Yesterday’s parliamentary vote had been awaited with bated breath. Fourteen amendments were tabled, seven of which were selected by the Speaker of the House. But in the end only two managed to attract a majority: Caroline Spelman’s amendment, which was aimed at preventing a no-deal Brexit, and Graham Brady’s “Backstop Amendment.” Amendments are to be regarded primarily as an indication of Parliament’s wishes, but in this case its wishes were almost diametrically opposed. The majority in Parliament clearly seeks to avoid a no-deal Brexit, but vehemently rejects the agreement that has already been negotiated. The commitment to avoid a No-Deal Brexit is undoubtedly a sign of progress. However, the “backstop” that has been negotiated undoubtedly constitutes the biggest obstacle in the way of an agreement.
The first thing that Theresa May will now do is to reopen the negotiations on the “backstop” – or at least try to do so. The first signals from Brussels have been anything but encouraging. Assuming that the EU sticks to its hard line (which is likely to be the case) and rejects demands for a renegotiation of the “backstop”, May will have two options: She can either try to put her deal before Parliament again in its original form in the hope that time (and a further rejection by the EU) is on her side, or she can try to find an alternative. With Plan A having failed to get past Parliament and with Plan B not looking anymore promising, there are now moves towards Plan C, also referred to as the “Malthouse Plan.” This envisages proceeding in two stages. Initially, the Prime Minister should try to renegotiate the backstop. Assuming she fails to do so, the second step then envisages a more radical approach: The EU Withdrawal Bill would be dropped and replaced by a new agreement in which the EU grants the British a three-year transitional phase and the British in return provide an undertaking to continue to meet their financial obligations. The transitional period should then be used to negotiate a free trade agreement.

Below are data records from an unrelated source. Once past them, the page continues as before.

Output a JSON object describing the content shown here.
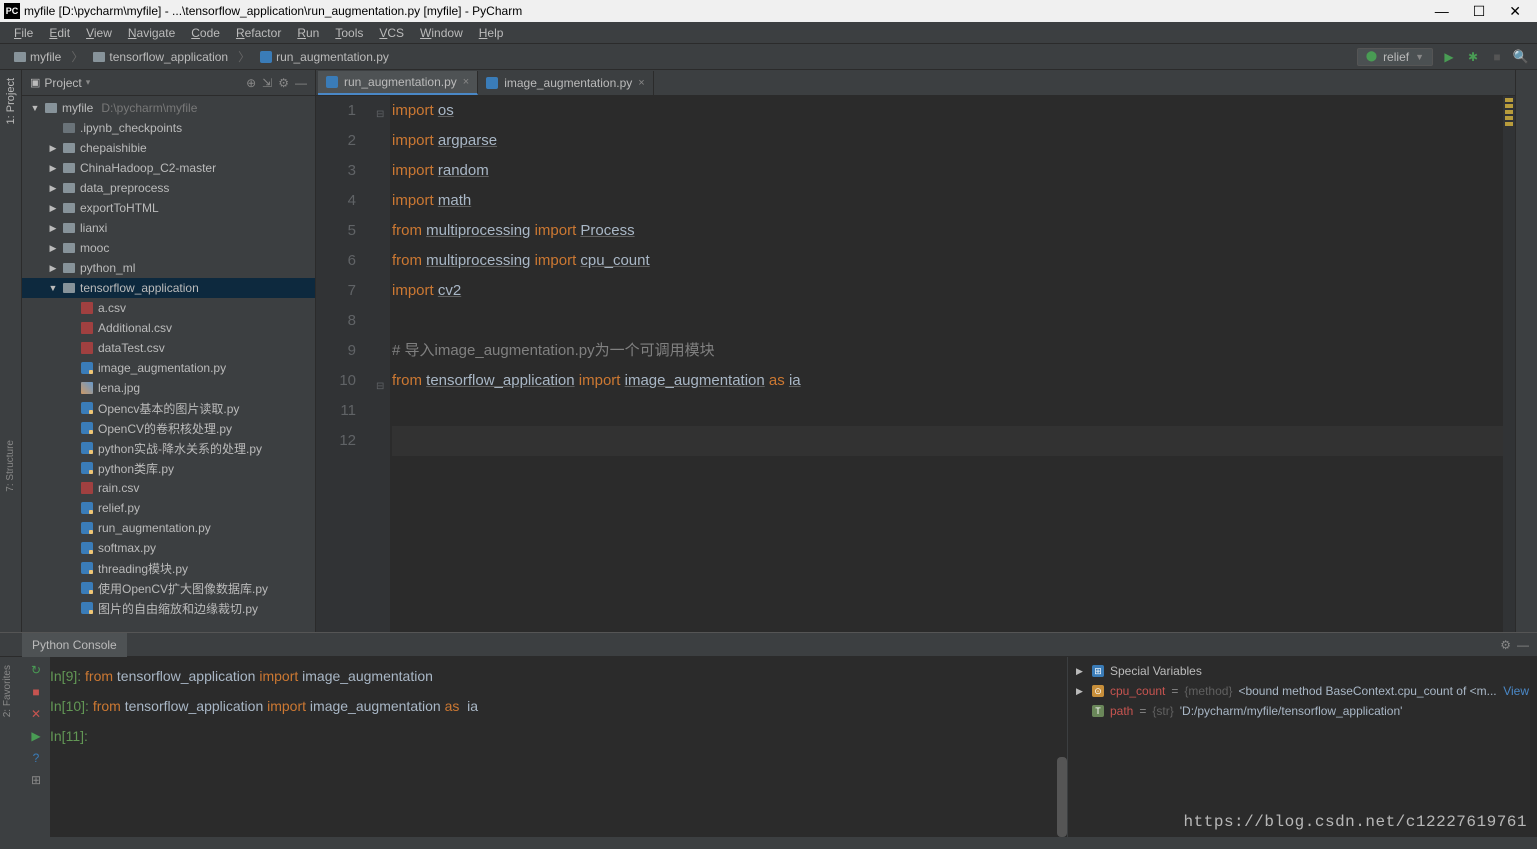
{
  "window": {
    "title": "myfile [D:\\pycharm\\myfile] - ...\\tensorflow_application\\run_augmentation.py [myfile] - PyCharm"
  },
  "menu": [
    "File",
    "Edit",
    "View",
    "Navigate",
    "Code",
    "Refactor",
    "Run",
    "Tools",
    "VCS",
    "Window",
    "Help"
  ],
  "breadcrumb": [
    {
      "icon": "folder",
      "label": "myfile"
    },
    {
      "icon": "folder",
      "label": "tensorflow_application"
    },
    {
      "icon": "py",
      "label": "run_augmentation.py"
    }
  ],
  "run_config": "relief",
  "project_panel": {
    "title": "Project",
    "tree": [
      {
        "depth": 0,
        "arrow": "▼",
        "icon": "folder",
        "name": "myfile",
        "hint": "D:\\pycharm\\myfile"
      },
      {
        "depth": 1,
        "arrow": "",
        "icon": "folder-dark",
        "name": ".ipynb_checkpoints"
      },
      {
        "depth": 1,
        "arrow": "▶",
        "icon": "folder",
        "name": "chepaishibie"
      },
      {
        "depth": 1,
        "arrow": "▶",
        "icon": "folder",
        "name": "ChinaHadoop_C2-master"
      },
      {
        "depth": 1,
        "arrow": "▶",
        "icon": "folder",
        "name": "data_preprocess"
      },
      {
        "depth": 1,
        "arrow": "▶",
        "icon": "folder",
        "name": "exportToHTML"
      },
      {
        "depth": 1,
        "arrow": "▶",
        "icon": "folder",
        "name": "lianxi"
      },
      {
        "depth": 1,
        "arrow": "▶",
        "icon": "folder",
        "name": "mooc"
      },
      {
        "depth": 1,
        "arrow": "▶",
        "icon": "folder",
        "name": "python_ml"
      },
      {
        "depth": 1,
        "arrow": "▼",
        "icon": "folder",
        "name": "tensorflow_application",
        "selected": true
      },
      {
        "depth": 2,
        "arrow": "",
        "icon": "csv",
        "name": "a.csv"
      },
      {
        "depth": 2,
        "arrow": "",
        "icon": "csv",
        "name": "Additional.csv"
      },
      {
        "depth": 2,
        "arrow": "",
        "icon": "csv",
        "name": "dataTest.csv"
      },
      {
        "depth": 2,
        "arrow": "",
        "icon": "py",
        "name": "image_augmentation.py"
      },
      {
        "depth": 2,
        "arrow": "",
        "icon": "img",
        "name": "lena.jpg"
      },
      {
        "depth": 2,
        "arrow": "",
        "icon": "py",
        "name": "Opencv基本的图片读取.py"
      },
      {
        "depth": 2,
        "arrow": "",
        "icon": "py",
        "name": "OpenCV的卷积核处理.py"
      },
      {
        "depth": 2,
        "arrow": "",
        "icon": "py",
        "name": "python实战-降水关系的处理.py"
      },
      {
        "depth": 2,
        "arrow": "",
        "icon": "py",
        "name": "python类库.py"
      },
      {
        "depth": 2,
        "arrow": "",
        "icon": "csv",
        "name": "rain.csv"
      },
      {
        "depth": 2,
        "arrow": "",
        "icon": "py",
        "name": "relief.py"
      },
      {
        "depth": 2,
        "arrow": "",
        "icon": "py",
        "name": "run_augmentation.py"
      },
      {
        "depth": 2,
        "arrow": "",
        "icon": "py",
        "name": "softmax.py"
      },
      {
        "depth": 2,
        "arrow": "",
        "icon": "py",
        "name": "threading模块.py"
      },
      {
        "depth": 2,
        "arrow": "",
        "icon": "py",
        "name": "使用OpenCV扩大图像数据库.py"
      },
      {
        "depth": 2,
        "arrow": "",
        "icon": "py",
        "name": "图片的自由缩放和边缘裁切.py"
      }
    ]
  },
  "editor": {
    "tabs": [
      {
        "name": "run_augmentation.py",
        "active": true
      },
      {
        "name": "image_augmentation.py",
        "active": false
      }
    ],
    "lines": [
      {
        "n": 1,
        "html": "<span class='kw'>import</span> <span class='und'>os</span>"
      },
      {
        "n": 2,
        "html": "<span class='kw'>import</span> <span class='und'>argparse</span>"
      },
      {
        "n": 3,
        "html": "<span class='kw'>import</span> <span class='und'>random</span>"
      },
      {
        "n": 4,
        "html": "<span class='kw'>import</span> <span class='und'>math</span>"
      },
      {
        "n": 5,
        "html": "<span class='kw'>from</span> <span class='und'>multiprocessing</span> <span class='kw'>import</span> <span class='und'>Process</span>"
      },
      {
        "n": 6,
        "html": "<span class='kw'>from</span> <span class='und'>multiprocessing</span> <span class='kw'>import</span> <span class='und'>cpu_count</span>"
      },
      {
        "n": 7,
        "html": "<span class='kw'>import</span> <span class='und'>cv2</span>"
      },
      {
        "n": 8,
        "html": ""
      },
      {
        "n": 9,
        "html": "<span class='cmt'># 导入image_augmentation.py为一个可调用模块</span>"
      },
      {
        "n": 10,
        "html": "<span class='kw'>from</span> <span class='und'>tensorflow_application</span> <span class='kw'>import</span> <span class='und'>image_augmentation</span> <span class='kw'>as</span> <span class='und'>ia</span>"
      },
      {
        "n": 11,
        "html": ""
      },
      {
        "n": 12,
        "html": "",
        "caret": true
      }
    ]
  },
  "left_tabs": [
    "1: Project",
    "7: Structure",
    "2: Favorites"
  ],
  "console": {
    "tab": "Python Console",
    "lines": [
      {
        "prompt": "In[9]: ",
        "body": "<span class='c-kw'>from</span> <span class='c-txt'>tensorflow_application </span><span class='c-kw'>import</span> <span class='c-txt'>image_augmentation</span>"
      },
      {
        "prompt": "In[10]: ",
        "body": "<span class='c-kw'>from</span> <span class='c-txt'>tensorflow_application </span><span class='c-kw'>import</span> <span class='c-txt'>image_augmentation </span><span class='c-kw'>as</span> <span class='c-txt'> ia</span>"
      },
      {
        "prompt": "",
        "body": ""
      },
      {
        "prompt": "In[11]: ",
        "body": ""
      }
    ],
    "vars": [
      {
        "arrow": "▶",
        "ic": "blue",
        "name": "Special Variables"
      },
      {
        "arrow": "▶",
        "ic": "orange",
        "varname": "cpu_count",
        "type": "{method}",
        "val": "<bound method BaseContext.cpu_count of <m...",
        "link": "View"
      },
      {
        "arrow": "",
        "ic": "text",
        "varname": "path",
        "type": "{str}",
        "val": "'D:/pycharm/myfile/tensorflow_application'"
      }
    ]
  },
  "watermark": "https://blog.csdn.net/c12227619761"
}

The “Malthouse Plan” appears to have met with a positive reception in Downing Street and, at least from the point of view of the conservative Brexit hardliners, it has the advantage that it would ensure that the United Kingdom would leave the EU punctually on 29 March. This would eliminate the risk of a postponement or even a complete cancellation of Brexit. It would also get around the problem of EU elections. But there are two main obstacles in its way: First, it will probably be difficult to get approval from the remainers and the proponents of a soft Brexit, and second the EU is very unlikely to agree to something that does not provide a permanent guarantee that the Irish border will remain open.
After another strenuous and fiercely contested parliamentary debate the British government has not made any real progress. Many members of parliament appear to continue to labour under the illusion that the EU, when the chips are down, will be prepared to fulfil their every wish. The EU, by contrast, continues to stick to a hard line from which it cannot err without jeopardizing its credibility. With only two months left until the official exit date, an extension of Article 50 remains a possibility. But for this to happen the British government would at least have to put forward a clear plan for where to go from here. The next showdown between the Prime Minister and Parliament will most probably take place around the 14th of February when the next vote on the Brexit deal (in whatever form) will be held. In the meantime, the markets will track developments with bated breath – always in the hope that a solution can be found.